For amateur videographers capturing their outdoor adventures or travels, GoPro has been a household name for years, but how does its latest gadget stand up?
The GoPro Hero 7 starts at $400 and provides solutions to some of the top issues amateur videographers had in the past.
The primary features are its 4K video capability, stabilization and live-streaming. Compared to the Hero 6 Black, the Hero 7 Black improves the overall user experience and end results. HyperSmooth video stabilization is similar to what you’d get when using a gimbal to shoot video for a much more affordable cost.

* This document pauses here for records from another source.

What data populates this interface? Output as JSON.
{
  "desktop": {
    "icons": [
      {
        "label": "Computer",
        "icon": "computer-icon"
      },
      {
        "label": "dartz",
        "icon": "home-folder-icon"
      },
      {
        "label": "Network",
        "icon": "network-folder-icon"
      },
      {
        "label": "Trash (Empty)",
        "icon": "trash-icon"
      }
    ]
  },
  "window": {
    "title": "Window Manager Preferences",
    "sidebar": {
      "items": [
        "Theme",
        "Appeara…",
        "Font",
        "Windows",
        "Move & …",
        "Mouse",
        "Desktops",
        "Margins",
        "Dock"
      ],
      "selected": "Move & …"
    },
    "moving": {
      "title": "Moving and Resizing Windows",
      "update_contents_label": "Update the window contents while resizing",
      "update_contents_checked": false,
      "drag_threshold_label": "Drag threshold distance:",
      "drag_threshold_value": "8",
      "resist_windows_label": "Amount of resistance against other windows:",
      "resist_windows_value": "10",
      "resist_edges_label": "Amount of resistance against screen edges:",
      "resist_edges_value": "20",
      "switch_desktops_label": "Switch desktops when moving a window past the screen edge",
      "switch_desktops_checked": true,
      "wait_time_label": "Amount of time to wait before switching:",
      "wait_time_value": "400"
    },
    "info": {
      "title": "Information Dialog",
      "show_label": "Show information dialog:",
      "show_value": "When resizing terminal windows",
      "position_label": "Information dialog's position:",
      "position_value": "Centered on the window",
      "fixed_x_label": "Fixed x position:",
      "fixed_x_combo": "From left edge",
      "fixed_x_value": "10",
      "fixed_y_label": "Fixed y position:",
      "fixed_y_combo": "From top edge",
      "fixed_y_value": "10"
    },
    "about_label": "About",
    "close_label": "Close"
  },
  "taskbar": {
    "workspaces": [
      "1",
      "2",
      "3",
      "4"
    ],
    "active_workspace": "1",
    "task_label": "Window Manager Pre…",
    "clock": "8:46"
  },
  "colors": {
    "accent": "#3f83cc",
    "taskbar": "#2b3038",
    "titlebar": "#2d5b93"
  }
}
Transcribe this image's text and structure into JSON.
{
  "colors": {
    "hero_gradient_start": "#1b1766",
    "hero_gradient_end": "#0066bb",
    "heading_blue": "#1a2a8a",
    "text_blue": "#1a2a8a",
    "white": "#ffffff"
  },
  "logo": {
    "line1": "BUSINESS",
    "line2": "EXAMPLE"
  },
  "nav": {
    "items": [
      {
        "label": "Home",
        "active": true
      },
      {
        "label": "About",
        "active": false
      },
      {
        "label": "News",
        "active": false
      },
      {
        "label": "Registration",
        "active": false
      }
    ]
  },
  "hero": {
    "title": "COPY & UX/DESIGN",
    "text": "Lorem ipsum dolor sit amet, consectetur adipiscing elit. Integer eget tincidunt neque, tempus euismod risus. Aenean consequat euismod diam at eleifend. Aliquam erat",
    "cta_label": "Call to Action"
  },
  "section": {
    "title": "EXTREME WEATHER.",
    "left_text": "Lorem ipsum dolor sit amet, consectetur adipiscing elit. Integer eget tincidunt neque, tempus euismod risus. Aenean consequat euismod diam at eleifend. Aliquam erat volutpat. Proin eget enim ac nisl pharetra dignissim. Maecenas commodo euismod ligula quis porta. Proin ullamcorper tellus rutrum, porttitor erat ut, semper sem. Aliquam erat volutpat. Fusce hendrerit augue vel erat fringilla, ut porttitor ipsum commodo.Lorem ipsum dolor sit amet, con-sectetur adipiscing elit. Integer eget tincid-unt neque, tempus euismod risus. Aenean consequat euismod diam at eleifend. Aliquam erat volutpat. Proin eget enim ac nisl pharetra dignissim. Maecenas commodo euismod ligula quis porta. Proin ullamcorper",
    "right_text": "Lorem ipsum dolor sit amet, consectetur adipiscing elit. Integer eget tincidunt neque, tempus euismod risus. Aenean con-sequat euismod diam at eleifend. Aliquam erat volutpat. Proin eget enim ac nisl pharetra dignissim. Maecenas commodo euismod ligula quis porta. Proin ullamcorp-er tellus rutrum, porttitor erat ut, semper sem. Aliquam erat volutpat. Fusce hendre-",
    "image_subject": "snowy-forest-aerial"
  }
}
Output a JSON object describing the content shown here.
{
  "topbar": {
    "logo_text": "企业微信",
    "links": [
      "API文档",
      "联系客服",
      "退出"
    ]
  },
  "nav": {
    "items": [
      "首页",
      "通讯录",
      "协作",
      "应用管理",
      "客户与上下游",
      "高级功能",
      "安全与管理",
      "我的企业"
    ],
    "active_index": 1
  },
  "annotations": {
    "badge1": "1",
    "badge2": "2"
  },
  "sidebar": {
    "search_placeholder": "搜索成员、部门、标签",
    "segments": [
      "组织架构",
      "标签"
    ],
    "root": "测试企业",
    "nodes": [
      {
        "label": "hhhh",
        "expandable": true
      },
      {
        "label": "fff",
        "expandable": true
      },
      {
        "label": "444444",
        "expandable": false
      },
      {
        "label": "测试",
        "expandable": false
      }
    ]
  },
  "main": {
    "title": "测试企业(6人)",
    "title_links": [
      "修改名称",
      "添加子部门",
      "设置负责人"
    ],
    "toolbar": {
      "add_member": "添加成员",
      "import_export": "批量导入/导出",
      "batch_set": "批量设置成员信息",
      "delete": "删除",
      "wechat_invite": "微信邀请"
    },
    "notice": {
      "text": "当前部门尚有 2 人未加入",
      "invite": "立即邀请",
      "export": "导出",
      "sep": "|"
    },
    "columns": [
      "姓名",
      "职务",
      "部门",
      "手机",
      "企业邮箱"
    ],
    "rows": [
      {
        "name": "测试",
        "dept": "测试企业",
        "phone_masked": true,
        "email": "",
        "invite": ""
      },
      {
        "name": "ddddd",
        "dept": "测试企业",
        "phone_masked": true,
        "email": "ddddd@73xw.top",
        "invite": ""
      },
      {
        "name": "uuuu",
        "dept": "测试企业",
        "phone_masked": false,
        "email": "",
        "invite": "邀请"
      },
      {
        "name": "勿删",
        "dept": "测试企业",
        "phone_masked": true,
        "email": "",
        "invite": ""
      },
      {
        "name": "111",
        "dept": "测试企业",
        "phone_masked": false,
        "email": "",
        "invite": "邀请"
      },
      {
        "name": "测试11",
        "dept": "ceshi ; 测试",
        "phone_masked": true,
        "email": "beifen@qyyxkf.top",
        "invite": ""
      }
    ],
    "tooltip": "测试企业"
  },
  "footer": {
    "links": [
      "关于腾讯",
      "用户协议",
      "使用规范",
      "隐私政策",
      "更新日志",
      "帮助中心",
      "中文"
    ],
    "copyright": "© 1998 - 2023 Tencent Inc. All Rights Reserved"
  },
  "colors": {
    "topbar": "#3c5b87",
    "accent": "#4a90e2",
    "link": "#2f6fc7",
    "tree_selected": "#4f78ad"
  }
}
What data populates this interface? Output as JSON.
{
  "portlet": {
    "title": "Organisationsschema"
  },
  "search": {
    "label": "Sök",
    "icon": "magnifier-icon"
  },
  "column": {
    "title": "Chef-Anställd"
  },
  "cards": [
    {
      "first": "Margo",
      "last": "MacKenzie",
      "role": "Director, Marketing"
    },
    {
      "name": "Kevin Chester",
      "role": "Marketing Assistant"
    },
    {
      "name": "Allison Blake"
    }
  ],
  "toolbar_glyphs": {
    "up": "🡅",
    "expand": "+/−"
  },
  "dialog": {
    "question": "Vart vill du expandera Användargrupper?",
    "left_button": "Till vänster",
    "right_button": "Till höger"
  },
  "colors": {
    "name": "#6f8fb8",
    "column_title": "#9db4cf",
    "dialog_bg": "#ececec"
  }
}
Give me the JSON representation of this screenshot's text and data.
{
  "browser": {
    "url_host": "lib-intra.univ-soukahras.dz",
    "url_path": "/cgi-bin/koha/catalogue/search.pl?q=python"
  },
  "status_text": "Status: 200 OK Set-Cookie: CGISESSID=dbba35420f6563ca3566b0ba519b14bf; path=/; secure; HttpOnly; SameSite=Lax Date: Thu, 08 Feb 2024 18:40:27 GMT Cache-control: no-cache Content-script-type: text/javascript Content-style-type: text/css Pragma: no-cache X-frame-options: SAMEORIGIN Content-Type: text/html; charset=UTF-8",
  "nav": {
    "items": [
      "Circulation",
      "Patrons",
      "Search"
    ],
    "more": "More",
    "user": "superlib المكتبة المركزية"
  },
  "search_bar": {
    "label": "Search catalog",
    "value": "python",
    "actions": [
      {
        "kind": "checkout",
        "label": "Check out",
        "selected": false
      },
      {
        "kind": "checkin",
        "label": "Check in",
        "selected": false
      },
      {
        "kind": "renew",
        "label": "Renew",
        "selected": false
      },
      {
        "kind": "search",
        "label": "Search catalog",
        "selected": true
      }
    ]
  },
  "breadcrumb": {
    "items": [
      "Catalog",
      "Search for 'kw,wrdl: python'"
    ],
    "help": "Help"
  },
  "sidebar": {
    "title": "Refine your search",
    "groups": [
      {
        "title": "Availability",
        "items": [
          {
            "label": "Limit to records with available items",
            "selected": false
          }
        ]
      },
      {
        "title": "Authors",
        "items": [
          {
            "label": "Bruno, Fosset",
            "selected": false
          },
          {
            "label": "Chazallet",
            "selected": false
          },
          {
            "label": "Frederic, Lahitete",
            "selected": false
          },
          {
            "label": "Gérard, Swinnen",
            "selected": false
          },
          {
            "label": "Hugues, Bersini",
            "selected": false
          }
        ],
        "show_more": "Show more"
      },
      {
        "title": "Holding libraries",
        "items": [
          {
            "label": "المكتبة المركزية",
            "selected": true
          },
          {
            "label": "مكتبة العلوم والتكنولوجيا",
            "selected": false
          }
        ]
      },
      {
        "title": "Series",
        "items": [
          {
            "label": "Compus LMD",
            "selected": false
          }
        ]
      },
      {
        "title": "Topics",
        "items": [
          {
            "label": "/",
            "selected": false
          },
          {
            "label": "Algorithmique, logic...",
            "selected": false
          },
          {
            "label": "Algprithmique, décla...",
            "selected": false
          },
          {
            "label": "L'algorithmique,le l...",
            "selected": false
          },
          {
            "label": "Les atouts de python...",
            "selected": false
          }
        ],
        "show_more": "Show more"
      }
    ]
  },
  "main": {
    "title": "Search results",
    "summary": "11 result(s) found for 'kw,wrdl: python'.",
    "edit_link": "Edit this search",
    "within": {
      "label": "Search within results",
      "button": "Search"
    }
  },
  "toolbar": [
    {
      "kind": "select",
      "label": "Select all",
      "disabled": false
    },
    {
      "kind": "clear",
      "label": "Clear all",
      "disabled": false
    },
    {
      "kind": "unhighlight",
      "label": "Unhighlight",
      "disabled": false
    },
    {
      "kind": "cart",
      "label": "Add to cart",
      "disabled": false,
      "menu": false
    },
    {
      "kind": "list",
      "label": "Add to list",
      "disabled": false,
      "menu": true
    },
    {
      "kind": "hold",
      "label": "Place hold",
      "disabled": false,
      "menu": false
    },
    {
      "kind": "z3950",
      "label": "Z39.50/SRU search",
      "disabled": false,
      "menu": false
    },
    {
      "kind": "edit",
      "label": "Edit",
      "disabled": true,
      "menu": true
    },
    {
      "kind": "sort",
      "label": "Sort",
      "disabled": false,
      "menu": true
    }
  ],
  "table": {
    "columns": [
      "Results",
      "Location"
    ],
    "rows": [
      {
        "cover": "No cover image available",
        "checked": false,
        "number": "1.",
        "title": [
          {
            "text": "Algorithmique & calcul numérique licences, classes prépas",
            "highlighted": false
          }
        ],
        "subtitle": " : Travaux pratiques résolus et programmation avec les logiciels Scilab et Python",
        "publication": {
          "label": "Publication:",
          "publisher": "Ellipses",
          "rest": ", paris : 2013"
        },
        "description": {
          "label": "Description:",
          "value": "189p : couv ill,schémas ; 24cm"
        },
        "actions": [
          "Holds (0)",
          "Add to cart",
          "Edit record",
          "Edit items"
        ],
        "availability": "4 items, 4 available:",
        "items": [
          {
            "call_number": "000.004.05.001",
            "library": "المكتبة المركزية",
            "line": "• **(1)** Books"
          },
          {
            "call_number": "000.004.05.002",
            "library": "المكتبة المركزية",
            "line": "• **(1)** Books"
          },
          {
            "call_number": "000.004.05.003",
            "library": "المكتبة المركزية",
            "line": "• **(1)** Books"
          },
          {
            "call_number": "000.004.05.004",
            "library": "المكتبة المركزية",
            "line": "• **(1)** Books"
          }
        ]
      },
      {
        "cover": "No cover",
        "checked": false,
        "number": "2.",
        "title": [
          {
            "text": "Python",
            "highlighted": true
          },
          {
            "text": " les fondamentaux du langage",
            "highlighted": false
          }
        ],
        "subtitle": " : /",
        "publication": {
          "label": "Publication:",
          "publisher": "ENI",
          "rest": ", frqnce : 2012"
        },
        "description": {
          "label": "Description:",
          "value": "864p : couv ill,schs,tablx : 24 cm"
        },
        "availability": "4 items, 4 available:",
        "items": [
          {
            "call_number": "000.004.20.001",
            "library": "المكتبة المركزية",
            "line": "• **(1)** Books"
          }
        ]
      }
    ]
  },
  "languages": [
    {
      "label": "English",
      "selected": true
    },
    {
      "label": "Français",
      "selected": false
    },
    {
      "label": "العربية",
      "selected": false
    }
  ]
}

It’s easy to see why this is a must for anyone creating video for consumption, as there’s hardly any shot it won’t stabilize with ease and GoPro claims this comes at no extra battery cost.
Beyond HyperSmooth, another new feature is TimeWarp, which combines the HyperSmooth feature with time-lapse shooting. Typically, time lapses require a tripod, but the GoPro Hero 7 makes this a non-necessity, further cutting down the heavy equipment you’re required to drag around.
The live-streaming feature only worked with Facebook when first released, but capabilities are now expanded to YouTube.
Additionally, this iteration of the GoPro is hardy and up to the task in a range of situations, and the build is similar to what you’ve seen in the past. It’s waterproof down to 33 feet. The UI and touchscreen are also a bit upgraded, but in no major way.
The main concern most users have is this GoPro doesn’t have a better battery life than older versions, at a few hours max.
We can see it now and remember when it happened to us: Watching as the black car icon loops around and around, seemingly endlessly, and our wait time on the rideshare app continually changes. Long wait times and confused drivers are just a few bothersome issues that can nag at rideshare users. Need a solution? Ditch rideshares altogether in favor of renting a car on your next trip.
Once business concludes, a world of wonder awaits in many of Italy’s incredible cities.
One of Georgia’s greatest cultural gifts might be coming to an end. The Redneck Games, which began in 1996, have seen a dip in attendance in recent years. A lack of sponsors means many of us might never know the joys of “bug zapping by spitball” unless an influx of travelers can help revive the event.